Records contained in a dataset
Segment Open
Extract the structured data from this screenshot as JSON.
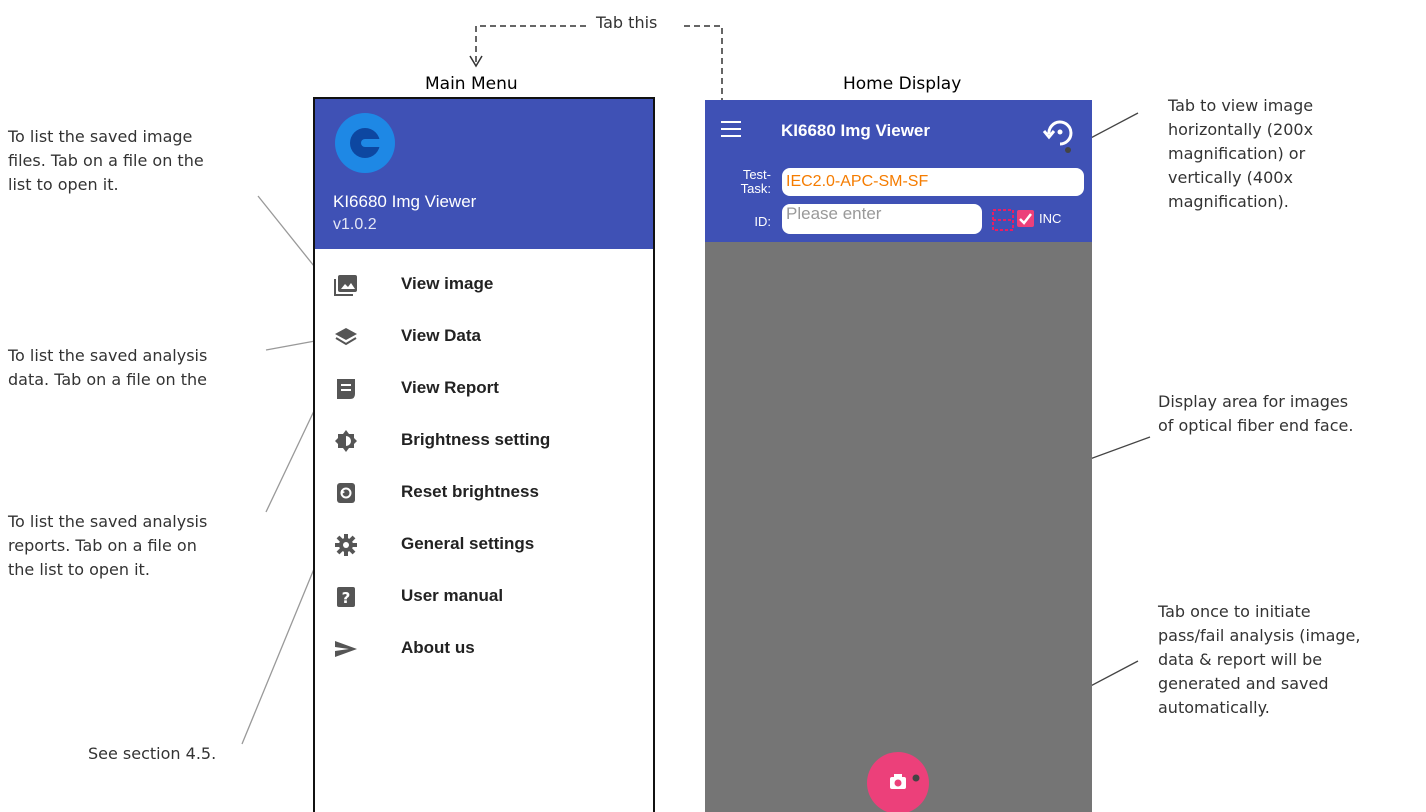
{
  "annotations": {
    "tab_this": "Tab this",
    "left_note_image": [
      "To list the saved image",
      "files. Tab on a file on the",
      "list to open it."
    ],
    "left_note_data": [
      "To list the saved analysis",
      "data. Tab on a file on the"
    ],
    "left_note_report": [
      "To list the saved analysis",
      "reports. Tab on a file on",
      "the list to open it."
    ],
    "left_note_section": "See section 4.5.",
    "right_note_rotate": [
      "Tab to view image",
      "horizontally (200x",
      "magnification) or",
      "vertically (400x",
      "magnification)."
    ],
    "right_note_display": [
      "Display area for images",
      "of optical fiber end face."
    ],
    "right_note_capture": [
      "Tab once to initiate",
      "pass/fail analysis (image,",
      "data & report will be",
      "generated and saved",
      "automatically."
    ]
  },
  "captions": {
    "main_menu": "Main Menu",
    "home_display": "Home Display"
  },
  "menu": {
    "app_name": "KI6680 Img Viewer",
    "version": "v1.0.2",
    "items": [
      {
        "label": "View image",
        "icon": "image-icon"
      },
      {
        "label": "View Data",
        "icon": "layers-icon"
      },
      {
        "label": "View Report",
        "icon": "report-icon"
      },
      {
        "label": "Brightness setting",
        "icon": "brightness-icon"
      },
      {
        "label": "Reset brightness",
        "icon": "reset-brightness-icon"
      },
      {
        "label": "General settings",
        "icon": "gear-icon"
      },
      {
        "label": "User manual",
        "icon": "help-icon"
      },
      {
        "label": "About us",
        "icon": "send-icon"
      }
    ]
  },
  "home": {
    "title": "KI6680 Img Viewer",
    "test_task_label": [
      "Test-",
      "Task:"
    ],
    "test_task_value": "IEC2.0-APC-SM-SF",
    "id_label": "ID:",
    "id_placeholder": "Please enter",
    "inc_label": "INC"
  },
  "colors": {
    "primary": "#3f51b5",
    "accent": "#ec407a",
    "display": "#757575",
    "task_text": "#f57c00"
  }
}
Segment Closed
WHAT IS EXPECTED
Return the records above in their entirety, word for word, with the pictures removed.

SOLUTION TO THE EXERCISE
Extract the structured data from this screenshot as JSON.
{
  "annotations": {
    "tab_this": "Tab this",
    "left_note_image": [
      "To list the saved image",
      "files. Tab on a file on the",
      "list to open it."
    ],
    "left_note_data": [
      "To list the saved analysis",
      "data. Tab on a file on the"
    ],
    "left_note_report": [
      "To list the saved analysis",
      "reports. Tab on a file on",
      "the list to open it."
    ],
    "left_note_section": "See section 4.5.",
    "right_note_rotate": [
      "Tab to view image",
      "horizontally (200x",
      "magnification) or",
      "vertically (400x",
      "magnification)."
    ],
    "right_note_display": [
      "Display area for images",
      "of optical fiber end face."
    ],
    "right_note_capture": [
      "Tab once to initiate",
      "pass/fail analysis (image,",
      "data & report will be",
      "generated and saved",
      "automatically."
    ]
  },
  "captions": {
    "main_menu": "Main Menu",
    "home_display": "Home Display"
  },
  "menu": {
    "app_name": "KI6680 Img Viewer",
    "version": "v1.0.2",
    "items": [
      {
        "label": "View image",
        "icon": "image-icon"
      },
      {
        "label": "View Data",
        "icon": "layers-icon"
      },
      {
        "label": "View Report",
        "icon": "report-icon"
      },
      {
        "label": "Brightness setting",
        "icon": "brightness-icon"
      },
      {
        "label": "Reset brightness",
        "icon": "reset-brightness-icon"
      },
      {
        "label": "General settings",
        "icon": "gear-icon"
      },
      {
        "label": "User manual",
        "icon": "help-icon"
      },
      {
        "label": "About us",
        "icon": "send-icon"
      }
    ]
  },
  "home": {
    "title": "KI6680 Img Viewer",
    "test_task_label": [
      "Test-",
      "Task:"
    ],
    "test_task_value": "IEC2.0-APC-SM-SF",
    "id_label": "ID:",
    "id_placeholder": "Please enter",
    "inc_label": "INC"
  },
  "colors": {
    "primary": "#3f51b5",
    "accent": "#ec407a",
    "display": "#757575",
    "task_text": "#f57c00"
  }
}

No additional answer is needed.